*Record extracts*:
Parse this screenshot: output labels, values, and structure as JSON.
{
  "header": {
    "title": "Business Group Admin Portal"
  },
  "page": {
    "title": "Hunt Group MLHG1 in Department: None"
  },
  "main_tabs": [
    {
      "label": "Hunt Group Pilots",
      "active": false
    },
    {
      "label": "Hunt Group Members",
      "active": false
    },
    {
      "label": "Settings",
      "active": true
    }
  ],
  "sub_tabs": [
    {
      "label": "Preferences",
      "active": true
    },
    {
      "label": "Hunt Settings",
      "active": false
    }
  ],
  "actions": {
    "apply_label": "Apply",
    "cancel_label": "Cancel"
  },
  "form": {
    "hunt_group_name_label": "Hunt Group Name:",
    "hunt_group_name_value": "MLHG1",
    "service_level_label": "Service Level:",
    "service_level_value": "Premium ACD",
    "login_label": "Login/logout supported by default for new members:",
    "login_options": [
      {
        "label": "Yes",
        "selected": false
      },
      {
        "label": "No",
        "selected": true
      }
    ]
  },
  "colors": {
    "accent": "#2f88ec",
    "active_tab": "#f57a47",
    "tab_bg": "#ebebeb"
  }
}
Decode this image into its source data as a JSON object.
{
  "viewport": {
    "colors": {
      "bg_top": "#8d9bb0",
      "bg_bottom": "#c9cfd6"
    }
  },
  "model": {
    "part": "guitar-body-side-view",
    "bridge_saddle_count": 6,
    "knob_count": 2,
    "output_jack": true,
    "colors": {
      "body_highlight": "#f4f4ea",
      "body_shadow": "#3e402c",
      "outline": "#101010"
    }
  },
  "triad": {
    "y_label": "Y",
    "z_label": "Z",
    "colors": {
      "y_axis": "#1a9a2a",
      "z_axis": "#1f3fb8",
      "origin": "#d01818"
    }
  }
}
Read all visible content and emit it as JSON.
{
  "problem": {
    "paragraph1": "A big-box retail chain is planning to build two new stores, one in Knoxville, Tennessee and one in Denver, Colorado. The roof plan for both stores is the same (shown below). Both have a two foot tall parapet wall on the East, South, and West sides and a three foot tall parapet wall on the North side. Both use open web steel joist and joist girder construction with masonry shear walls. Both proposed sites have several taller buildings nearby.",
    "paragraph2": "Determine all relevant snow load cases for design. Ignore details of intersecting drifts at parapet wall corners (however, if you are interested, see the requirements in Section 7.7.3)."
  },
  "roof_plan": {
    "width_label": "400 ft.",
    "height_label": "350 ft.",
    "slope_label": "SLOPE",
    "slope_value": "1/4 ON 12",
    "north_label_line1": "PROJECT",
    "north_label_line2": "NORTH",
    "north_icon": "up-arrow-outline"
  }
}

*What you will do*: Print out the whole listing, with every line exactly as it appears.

*Problem solution*:
Parse this screenshot: output labels, values, and structure as JSON.
{
  "header": {
    "title": "Business Group Admin Portal"
  },
  "page": {
    "title": "Hunt Group MLHG1 in Department: None"
  },
  "main_tabs": [
    {
      "label": "Hunt Group Pilots",
      "active": false
    },
    {
      "label": "Hunt Group Members",
      "active": false
    },
    {
      "label": "Settings",
      "active": true
    }
  ],
  "sub_tabs": [
    {
      "label": "Preferences",
      "active": true
    },
    {
      "label": "Hunt Settings",
      "active": false
    }
  ],
  "actions": {
    "apply_label": "Apply",
    "cancel_label": "Cancel"
  },
  "form": {
    "hunt_group_name_label": "Hunt Group Name:",
    "hunt_group_name_value": "MLHG1",
    "service_level_label": "Service Level:",
    "service_level_value": "Premium ACD",
    "login_label": "Login/logout supported by default for new members:",
    "login_options": [
      {
        "label": "Yes",
        "selected": false
      },
      {
        "label": "No",
        "selected": true
      }
    ]
  },
  "colors": {
    "accent": "#2f88ec",
    "active_tab": "#f57a47",
    "tab_bg": "#ebebeb"
  }
}
Decode this image into its source data as a JSON object.
{
  "viewport": {
    "colors": {
      "bg_top": "#8d9bb0",
      "bg_bottom": "#c9cfd6"
    }
  },
  "model": {
    "part": "guitar-body-side-view",
    "bridge_saddle_count": 6,
    "knob_count": 2,
    "output_jack": true,
    "colors": {
      "body_highlight": "#f4f4ea",
      "body_shadow": "#3e402c",
      "outline": "#101010"
    }
  },
  "triad": {
    "y_label": "Y",
    "z_label": "Z",
    "colors": {
      "y_axis": "#1a9a2a",
      "z_axis": "#1f3fb8",
      "origin": "#d01818"
    }
  }
}
Read all visible content and emit it as JSON.
{
  "problem": {
    "paragraph1": "A big-box retail chain is planning to build two new stores, one in Knoxville, Tennessee and one in Denver, Colorado. The roof plan for both stores is the same (shown below). Both have a two foot tall parapet wall on the East, South, and West sides and a three foot tall parapet wall on the North side. Both use open web steel joist and joist girder construction with masonry shear walls. Both proposed sites have several taller buildings nearby.",
    "paragraph2": "Determine all relevant snow load cases for design. Ignore details of intersecting drifts at parapet wall corners (however, if you are interested, see the requirements in Section 7.7.3)."
  },
  "roof_plan": {
    "width_label": "400 ft.",
    "height_label": "350 ft.",
    "slope_label": "SLOPE",
    "slope_value": "1/4 ON 12",
    "north_label_line1": "PROJECT",
    "north_label_line2": "NORTH",
    "north_icon": "up-arrow-outline"
  }
}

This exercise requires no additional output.